EXERCISE = Only one number is expected here, namely how many lines of the entries below hold the string "title".

*** Opening RECORDS SUPPLIED ***

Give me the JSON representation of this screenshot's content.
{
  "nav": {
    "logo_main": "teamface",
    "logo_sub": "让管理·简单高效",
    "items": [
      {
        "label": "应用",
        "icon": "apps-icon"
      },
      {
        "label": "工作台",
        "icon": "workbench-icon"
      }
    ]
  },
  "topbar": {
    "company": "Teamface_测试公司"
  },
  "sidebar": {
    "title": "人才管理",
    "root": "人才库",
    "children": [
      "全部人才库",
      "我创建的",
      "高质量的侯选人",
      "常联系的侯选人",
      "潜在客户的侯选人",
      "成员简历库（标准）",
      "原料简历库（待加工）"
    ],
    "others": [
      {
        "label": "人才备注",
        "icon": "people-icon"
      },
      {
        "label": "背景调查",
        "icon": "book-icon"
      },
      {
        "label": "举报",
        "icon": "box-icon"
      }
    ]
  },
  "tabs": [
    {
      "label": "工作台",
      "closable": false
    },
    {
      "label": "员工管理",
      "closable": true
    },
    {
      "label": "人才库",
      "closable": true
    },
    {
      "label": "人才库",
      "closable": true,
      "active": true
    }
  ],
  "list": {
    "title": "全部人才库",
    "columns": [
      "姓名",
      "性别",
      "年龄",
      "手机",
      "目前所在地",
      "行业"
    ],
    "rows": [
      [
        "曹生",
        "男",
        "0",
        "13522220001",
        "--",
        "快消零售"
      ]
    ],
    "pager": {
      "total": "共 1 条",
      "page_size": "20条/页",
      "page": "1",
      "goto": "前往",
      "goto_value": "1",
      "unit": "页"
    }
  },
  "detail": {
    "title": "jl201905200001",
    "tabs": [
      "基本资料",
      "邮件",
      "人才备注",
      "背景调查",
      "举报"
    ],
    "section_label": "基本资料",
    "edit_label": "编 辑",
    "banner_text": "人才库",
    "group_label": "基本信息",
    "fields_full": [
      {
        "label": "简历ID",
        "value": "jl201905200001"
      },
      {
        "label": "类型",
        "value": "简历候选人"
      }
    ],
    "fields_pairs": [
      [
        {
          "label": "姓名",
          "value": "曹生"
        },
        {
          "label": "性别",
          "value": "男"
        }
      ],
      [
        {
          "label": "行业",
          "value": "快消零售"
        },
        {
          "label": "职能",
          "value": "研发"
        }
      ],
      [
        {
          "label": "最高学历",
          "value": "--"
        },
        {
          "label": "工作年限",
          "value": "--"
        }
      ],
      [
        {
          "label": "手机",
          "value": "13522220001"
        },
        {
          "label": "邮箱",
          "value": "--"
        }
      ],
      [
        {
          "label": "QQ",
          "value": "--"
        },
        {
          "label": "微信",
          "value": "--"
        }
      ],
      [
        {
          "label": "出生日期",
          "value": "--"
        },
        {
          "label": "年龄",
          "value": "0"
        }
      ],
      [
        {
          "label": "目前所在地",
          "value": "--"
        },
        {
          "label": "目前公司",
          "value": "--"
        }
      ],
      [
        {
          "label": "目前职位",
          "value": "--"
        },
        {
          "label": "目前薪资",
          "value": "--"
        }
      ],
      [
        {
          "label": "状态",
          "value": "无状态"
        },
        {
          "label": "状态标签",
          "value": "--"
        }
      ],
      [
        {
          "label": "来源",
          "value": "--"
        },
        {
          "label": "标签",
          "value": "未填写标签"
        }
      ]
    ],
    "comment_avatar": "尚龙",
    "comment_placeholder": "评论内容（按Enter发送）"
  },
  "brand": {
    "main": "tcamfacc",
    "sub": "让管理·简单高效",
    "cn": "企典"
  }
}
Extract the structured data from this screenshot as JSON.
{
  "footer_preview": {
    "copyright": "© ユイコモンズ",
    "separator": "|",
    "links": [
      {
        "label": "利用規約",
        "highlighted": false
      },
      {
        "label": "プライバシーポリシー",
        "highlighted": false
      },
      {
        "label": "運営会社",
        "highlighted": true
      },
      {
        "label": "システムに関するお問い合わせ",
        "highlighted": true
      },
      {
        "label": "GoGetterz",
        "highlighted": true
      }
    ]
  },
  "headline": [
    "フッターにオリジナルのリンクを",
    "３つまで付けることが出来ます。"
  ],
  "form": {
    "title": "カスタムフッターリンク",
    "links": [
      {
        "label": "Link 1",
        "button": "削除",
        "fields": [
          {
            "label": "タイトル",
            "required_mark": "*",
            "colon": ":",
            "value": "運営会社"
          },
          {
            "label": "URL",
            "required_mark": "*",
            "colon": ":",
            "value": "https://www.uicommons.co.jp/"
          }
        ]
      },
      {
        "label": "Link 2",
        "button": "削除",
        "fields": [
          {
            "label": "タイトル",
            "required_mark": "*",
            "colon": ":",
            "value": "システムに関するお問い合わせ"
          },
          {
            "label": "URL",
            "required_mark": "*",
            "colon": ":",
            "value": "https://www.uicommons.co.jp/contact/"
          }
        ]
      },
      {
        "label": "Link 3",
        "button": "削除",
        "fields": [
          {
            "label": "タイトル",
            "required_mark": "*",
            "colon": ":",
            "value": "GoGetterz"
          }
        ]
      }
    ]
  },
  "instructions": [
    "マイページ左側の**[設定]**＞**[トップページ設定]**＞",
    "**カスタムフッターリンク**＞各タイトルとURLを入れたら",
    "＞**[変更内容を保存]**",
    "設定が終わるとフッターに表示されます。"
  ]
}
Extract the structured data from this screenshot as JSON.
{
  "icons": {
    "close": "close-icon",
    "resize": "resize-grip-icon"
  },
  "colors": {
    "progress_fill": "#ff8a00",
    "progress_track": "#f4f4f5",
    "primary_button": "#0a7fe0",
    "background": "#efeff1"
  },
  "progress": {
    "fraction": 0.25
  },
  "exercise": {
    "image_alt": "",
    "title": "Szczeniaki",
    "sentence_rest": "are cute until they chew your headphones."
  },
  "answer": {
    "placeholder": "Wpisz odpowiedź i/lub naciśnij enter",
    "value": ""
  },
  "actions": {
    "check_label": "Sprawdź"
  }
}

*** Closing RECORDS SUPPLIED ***

SOLUTION BELOW = 5